I am of the view that as an experiment, we need to create state-level IDFCs with essentially the same goal as the original IDFC. I would begin with the small tourism-heavy states such as Kerala, Goa, Rajasthan, Himachal Pradesh, Uttarakhand and the north-eastern states. There is common ground with respect to the type and nature of infrastructure required, the scale is manageable, impacts are short-lived and learning can be quickly shared amongst the states. The National Infrastructure Commission would take the lead in setting up IDFCs in three states to start with and quickly roll them out in the others once we have a year or two of experience. In time, if the structure and operations make sense, larger states may be tempted to establish their own. Leading private capital is the name of the game and these state-level entities could put in place a plan with sequenced investment possibilities, and increase transactional ease to attract private investment.
Most rapidly emerging economies have transformed their cities. China is a leading example. India is yet to transform a city. Even emerging countries such as Vietnam, Cambodia and Malaysia have done a better job. Urban development in this country is in a truly sorry state. I was a part of the latest urban report headed by Isher Ahluwalia. The report outlines the problem and lays down the agenda for urban development in the country. However, the report is collecting dust in some bureaucratic office.
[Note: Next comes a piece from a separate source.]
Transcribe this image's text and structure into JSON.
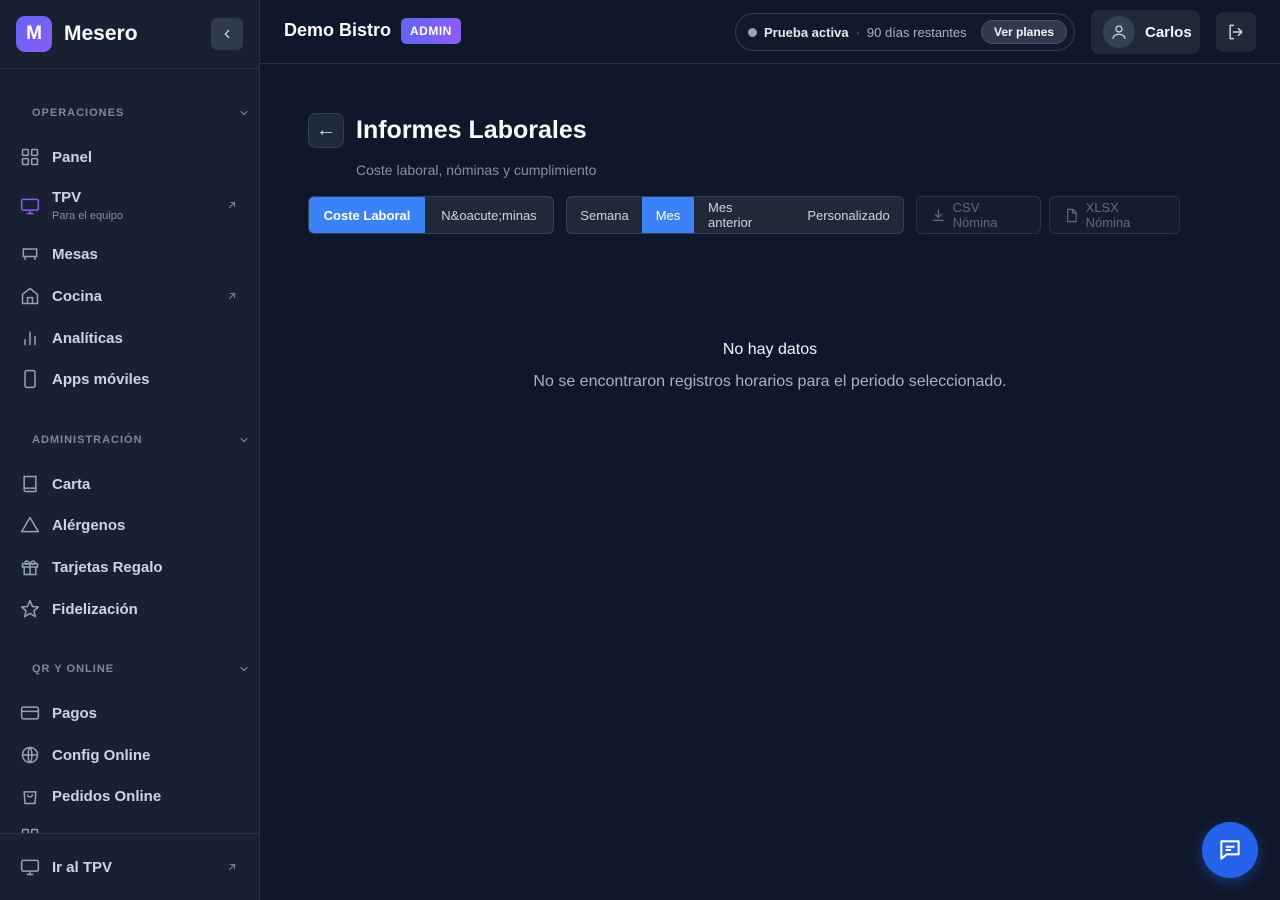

Town planning has dropped out of the “expertise” space and there are few planning schools in the country.
I would like to stress only one point on this subject after years of being engaged with it. Cities need mayors who are elected by their citizens, and are directly accountable to them. The state governments have no role to play in their governance apart from sharing specified tax revenues. Governance is the key problem. Once this problem is taken care of, cities will compete with each other for business. This is the norm in most countries. Why are we shying away from this when we do not fail to let everyone know that we are the largest democracy in the world? We are not at this local level. We ought to be.
This article is a reflection on where we are and where we want to go. Seneca in the first century BC said:
“If you do not know to which port you are sailing, no wind is favourable.”
I often ask myself whether we, as a nation, really do know to which port we are sailing. If we do, the answer is not clear to many of us who have worked on these issues for most of our working lives. Is it not time that we work collaboratively and start bringing together all the expertise and goodwill we have within the country and try and piece together a coherent vision of what we are capable of? What does it take? We need to do it.
I often like to think of the problem with the three S’s – speed, scale and synergy. We cannot possibly say to ourselves that business as usual is the answer. It is not. To achieve the three S’s, we need a further two S’s – simplicity and synergy. We cannot get speed and scale unless we work together and we make the system as simple as possible. We need to use every gear at our disposal to ensure we can deliver the quality people expect. This is entirely possible if someone cares.